I carefully blacklined (but with a dark brown) the armor plaques to ehnance definition, see the feet for example.

I then moved to the belly, and here i think my attempt has not been so good. I tried to draw two large bands of lights near the center and a small, stronger one on the bottom; the blendings are good but i did not took into account the shape of the belly, which in reality would have deformed the reflections.

Also, with hindsight i should have added more contrast.

I then added some scratches and edgelighted all the carvings on the belly.

This approach worked a little better on the arms, where the tubular shapes were easier to tackle.

On the convex chestpiece i looked to some reference pics and tried to draw deformed reflections adding round lightspots. Not perfect but also my first attempt at it.

The metallic “bands” all over the model were all treated in the same way, drawing perpendicular reflections. Somewhere i used the max shadow color to draw a thin line, and the same i did with white in the points of strongest reflection.

On the chest piece, where two bands meet and a concave angle, i put max shadow in contact to max light.

I left the face for last and i admit at the time i was pretty unsure how to paint it in NMM, since it’s a very complex shape.

I remember i tried to paint every single volume as an indipendet shape, but in the end i sort of concentrated the highlights toward the center of the facial features, like you sometime do while painting normal faces.

I also added a reflection on the upper part(visible in the pic above) but avoiding using too much white in it.

As a final touch i very carefully added a thin brown line to separate some volumes.

Once completed the work on the armor, it was time to paint the flames.

I started basecoating them with the same yellow-orange color used for the metal, since i wanted to give the idea of armor trasnforming directly into flame.

So, with a patient work of multiple layers and glazes, i started adding VMC Flat Red to the mix until i came to use it pure.

At this point i was halway throught the lenght of the flames; i started adding VMC Black Glaze and, after LOT of layers, used it pure for the last part of the flames. If used correctly, the glaze dries very matte and really gives the idea of smoke.
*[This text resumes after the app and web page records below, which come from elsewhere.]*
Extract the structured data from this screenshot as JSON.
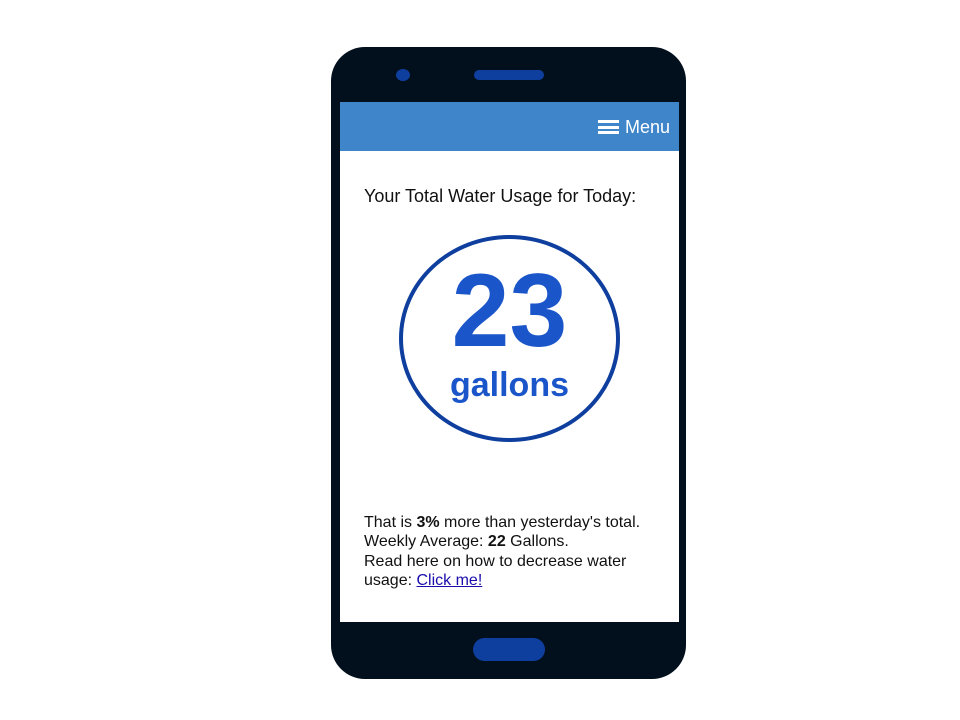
{
  "appbar": {
    "menu_icon": "hamburger-icon",
    "menu_label": "Menu",
    "color": "#3e86c9"
  },
  "usage": {
    "title": "Your Total Water Usage for Today:",
    "value": "23",
    "unit": "gallons",
    "accent_color": "#1a55c9"
  },
  "details": {
    "line1_prefix": "That is ",
    "line1_percent": "3%",
    "line1_suffix": " more than yesterday's total.",
    "line2_prefix": "Weekly Average: ",
    "line2_value": "22",
    "line2_suffix": " Gallons.",
    "line3_text": "Read here on how to decrease water usage: ",
    "link_label": "Click me!"
  },
  "device": {
    "frame_color": "#020f1c",
    "hardware_color": "#0f3f9e"
  }
}
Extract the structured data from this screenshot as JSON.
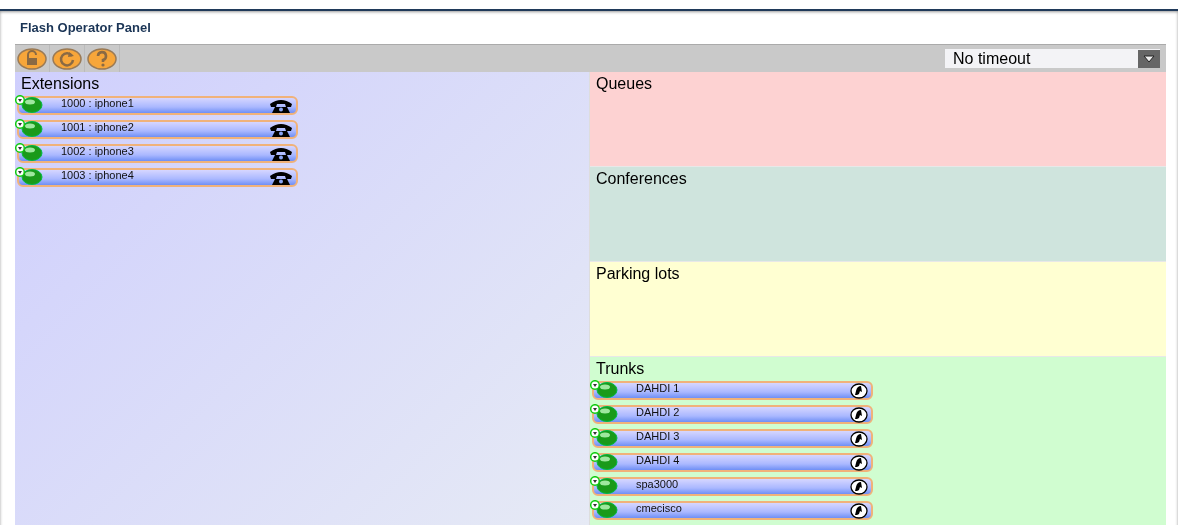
{
  "window": {
    "title": "Flash Operator Panel"
  },
  "toolbar": {
    "buttons": [
      {
        "kind": "lock"
      },
      {
        "kind": "reload"
      },
      {
        "kind": "help"
      }
    ],
    "timeout": {
      "value": "No timeout"
    }
  },
  "extensions": {
    "title": "Extensions",
    "items": [
      {
        "label": "1000 : iphone1",
        "kind": "phone"
      },
      {
        "label": "1001 : iphone2",
        "kind": "phone"
      },
      {
        "label": "1002 : iphone3",
        "kind": "phone"
      },
      {
        "label": "1003 : iphone4",
        "kind": "phone"
      }
    ]
  },
  "sections": [
    {
      "title": "Queues",
      "color": "#fdd2d2"
    },
    {
      "title": "Conferences",
      "color": "#cfe4dd"
    },
    {
      "title": "Parking lots",
      "color": "#ffffd2"
    },
    {
      "title": "Trunks",
      "color": "#d0fdd0",
      "items": [
        {
          "label": "DAHDI 1",
          "kind": "trunk"
        },
        {
          "label": "DAHDI 2",
          "kind": "trunk"
        },
        {
          "label": "DAHDI 3",
          "kind": "trunk"
        },
        {
          "label": "DAHDI 4",
          "kind": "trunk"
        },
        {
          "label": "spa3000",
          "kind": "trunk"
        },
        {
          "label": "cmecisco",
          "kind": "trunk"
        }
      ]
    }
  ]
}
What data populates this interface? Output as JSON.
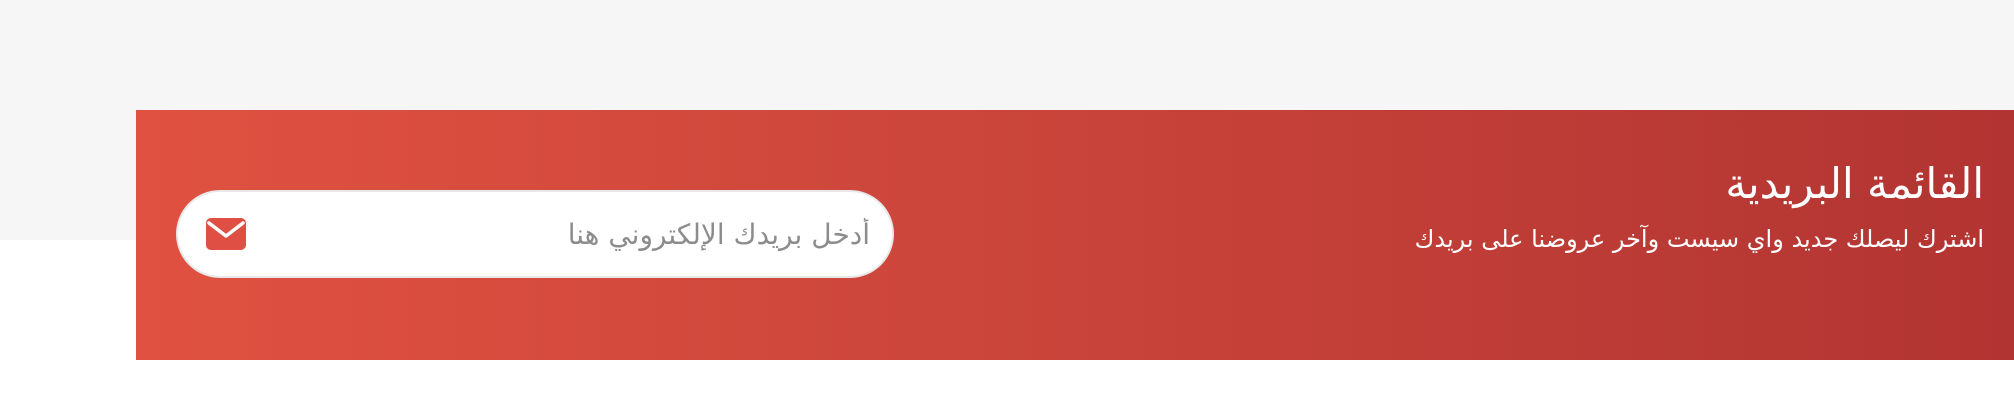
{
  "newsletter": {
    "title": "القائمة البريدية",
    "subtitle": "اشترك ليصلك جديد واي سيست وآخر عروضنا على بريدك",
    "email_placeholder": "أدخل بريدك الإلكتروني هنا",
    "submit_icon": "envelope-icon",
    "colors": {
      "gradient_start": "#e05141",
      "gradient_end": "#b23432",
      "icon": "#df4f43",
      "page_background": "#f6f6f6"
    }
  }
}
The same process was used for the flames on the base.

Speaking about the base, i went for quite a fast method of painting: on the white primer i gave many washes with GW Agrax Earthshade and Druuchi Violet until i obtained a solid but dirty color, then highlighted the volumes with very diluted browns/buff/bone colors, using less diluted colors for the last layers and adding some stippling here and there.

Back to the Knight, the steel NMM was painted with the same recipe described in the previous articles.

The loincloth and fur parts were painted in neutral colors adding purples washes in the shadows, to contrast with the golden armor.

As a final touch, i added a fluo, orange color in the eyes of the knight to simulate a glowing energy coming from inside. Also, a tear in the same color since the knight’s expression is so sad.. look at the pics above to see it.

This concludes this series of articles about the painted core set.

As always, i want to thank you if you read this far and i hope you’ve been able to find some inspirational hints.

If you like my works and would like your models painted this way, feel free to contact me HERE.

These days i’m painting another core set and i regularly upload pics on my Instagram.

So stay tuned, maybe more tutorials and articles will come.

So long!

Lorenzo